Two-time cancer survivor shares how journaling can help get you through cancer.
Journaling through cancer helped keep me sane (or at least saner) through my cancers. When something in life is really intense and my brain keeps spinning thoughts around and around, I journal. Long before my first talk therapist suggested keeping a journal, I was privately writing about my angst to get through everything rather than to drown. The fact that my first therapist and all subsequent ones suggested journaling just reinforced that maybe I was onto something — something helpful, effective and less crazy-making than cancer itself.
First, let go of any pre-conceived ideas about what journaling is. There is no one right way to journal. A journal can be hand-written or typed. A journal can be drawn or sketched or even pictures clipped from magazines. A journal can be added to daily, several times a day or simply whenever you need to journal. A journal can be a rant, a detailed observation, a list, a letter never mailed, a copy of a letter or an email someone sent to you. It could also be a travel log — maybe a travel log of your life experiences.
A journal can be a combination of any or all these things depending on what you are feeling and experiencing at any given moment. There are no "rules" about technique, frequency, or content, and if, for some reason, you feel you fall into a pattern or your own "rules" of sorts, remember that you are free to change it up at any time. Typical writing rules of "who (is writing), what, when, where and why don't apply. For example:
Who. Sometimes I need to say it the way I want to say it. Sometimes a quote, an article or a note from a friend says it even better, so if I want, I can cut and paste those things into my journal. In truth, it is usually me writing and I am often grateful that it is for my eyes only.
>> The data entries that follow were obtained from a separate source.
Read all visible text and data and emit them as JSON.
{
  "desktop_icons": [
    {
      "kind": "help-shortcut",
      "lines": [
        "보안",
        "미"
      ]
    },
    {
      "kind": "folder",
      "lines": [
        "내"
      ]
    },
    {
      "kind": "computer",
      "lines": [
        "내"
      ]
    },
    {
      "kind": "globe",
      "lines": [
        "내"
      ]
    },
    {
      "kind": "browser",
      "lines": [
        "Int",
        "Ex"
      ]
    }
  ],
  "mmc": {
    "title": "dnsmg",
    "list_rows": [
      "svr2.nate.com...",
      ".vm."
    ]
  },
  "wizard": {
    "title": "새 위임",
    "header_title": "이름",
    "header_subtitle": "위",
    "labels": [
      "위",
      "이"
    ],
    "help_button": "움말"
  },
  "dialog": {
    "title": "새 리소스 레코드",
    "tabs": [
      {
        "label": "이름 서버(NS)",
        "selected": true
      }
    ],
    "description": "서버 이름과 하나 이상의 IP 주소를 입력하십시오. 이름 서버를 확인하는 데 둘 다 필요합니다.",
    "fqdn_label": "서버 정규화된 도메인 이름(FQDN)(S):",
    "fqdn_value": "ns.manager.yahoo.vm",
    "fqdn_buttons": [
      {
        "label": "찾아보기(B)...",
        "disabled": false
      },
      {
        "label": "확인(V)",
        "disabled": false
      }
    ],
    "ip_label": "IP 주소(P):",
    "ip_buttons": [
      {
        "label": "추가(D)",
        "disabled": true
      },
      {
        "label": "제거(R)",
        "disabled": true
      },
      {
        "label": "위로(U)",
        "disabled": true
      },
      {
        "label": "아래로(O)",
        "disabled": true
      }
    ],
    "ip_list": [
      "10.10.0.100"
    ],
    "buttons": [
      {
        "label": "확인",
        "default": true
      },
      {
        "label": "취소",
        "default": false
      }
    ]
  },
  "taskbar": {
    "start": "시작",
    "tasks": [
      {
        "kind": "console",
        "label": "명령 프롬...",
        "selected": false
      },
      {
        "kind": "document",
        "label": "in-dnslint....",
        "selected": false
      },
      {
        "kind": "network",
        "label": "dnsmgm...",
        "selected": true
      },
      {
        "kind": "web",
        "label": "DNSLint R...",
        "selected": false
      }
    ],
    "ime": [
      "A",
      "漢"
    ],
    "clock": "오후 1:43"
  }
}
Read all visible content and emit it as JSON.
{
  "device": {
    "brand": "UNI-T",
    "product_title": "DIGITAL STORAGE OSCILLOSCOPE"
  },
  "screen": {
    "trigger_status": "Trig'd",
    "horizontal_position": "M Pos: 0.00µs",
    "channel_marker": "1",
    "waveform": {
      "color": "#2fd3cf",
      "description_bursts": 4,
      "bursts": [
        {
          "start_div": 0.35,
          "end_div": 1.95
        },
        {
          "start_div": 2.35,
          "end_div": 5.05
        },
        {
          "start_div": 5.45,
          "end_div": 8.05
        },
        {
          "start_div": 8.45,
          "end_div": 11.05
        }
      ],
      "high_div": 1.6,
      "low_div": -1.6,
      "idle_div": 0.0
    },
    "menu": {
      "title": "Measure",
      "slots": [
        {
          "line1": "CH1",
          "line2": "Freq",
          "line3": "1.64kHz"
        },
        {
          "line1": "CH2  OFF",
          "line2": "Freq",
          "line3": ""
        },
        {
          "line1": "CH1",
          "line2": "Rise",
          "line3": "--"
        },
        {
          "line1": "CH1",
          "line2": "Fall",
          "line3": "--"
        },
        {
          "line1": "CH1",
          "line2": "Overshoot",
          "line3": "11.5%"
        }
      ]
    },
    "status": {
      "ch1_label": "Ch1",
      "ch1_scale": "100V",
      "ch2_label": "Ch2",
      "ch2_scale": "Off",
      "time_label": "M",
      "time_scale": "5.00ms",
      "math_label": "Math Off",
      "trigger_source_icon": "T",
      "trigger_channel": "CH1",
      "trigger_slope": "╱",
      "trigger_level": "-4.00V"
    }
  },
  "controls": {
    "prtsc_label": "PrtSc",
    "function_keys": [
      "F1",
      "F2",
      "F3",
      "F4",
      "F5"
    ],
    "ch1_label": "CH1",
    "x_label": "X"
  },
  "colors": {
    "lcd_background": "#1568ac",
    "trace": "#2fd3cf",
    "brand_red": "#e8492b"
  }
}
What. The what, or the content, depends on what I am thinking, feeling and experiencing at any given moment. It could be cancer. It could be household clutter and empty nesting, an argument with a loved one or a thought I can't shake or figure out. It could be a feeling spinning around in my head. Those are just a few what's that might motivate someone to journal.
When. There is no "right" time of day to journal. If you want to make a habit at a certain time of day that works for you, feel free to do that. Remember, habits are things that help us, and rules are things that restrict us. Feel free to break the habit whenever you wish.
Where. Personally, I like a little privacy and quiet, but my family has learned not to look over my shoulder when I am on my computer. Some people journal at home. Some enjoy the relaxation of a coffee shop. When traveling, I sometimes write while someone else is driving. Again, no rules.
Why? Why journal? Ah, here it is. Journal when you have a reason or a need to journal. Journaling is for you. Some day you may choose to share part(s) or all of your journal — or not. I have sometimes had pieces of my journal become one of my books or articles or something I cut and pasted into an email to a friend. Again, all of this is your personal choice.
With cancer, journaling helped show me how even a life event as monstrous as cancer has limitations, a specific number of cancer-related thoughts, feelings, worries, and fears. Journaling about cancer actually kept cancer in perspective. Cancer survivors desperately can use a little perspective and as well as things in their lives that are not cancer. Rereading what I wrote hours, days, weeks, months, and even years later was helpful. If you find that journaling is not helpful to you, also feel free to discontinue journaling. As cancer survivors, we each get to sort out what techniques are most helpful to each of us individually. I just wanted to share an option that has been very helpful to me over the years.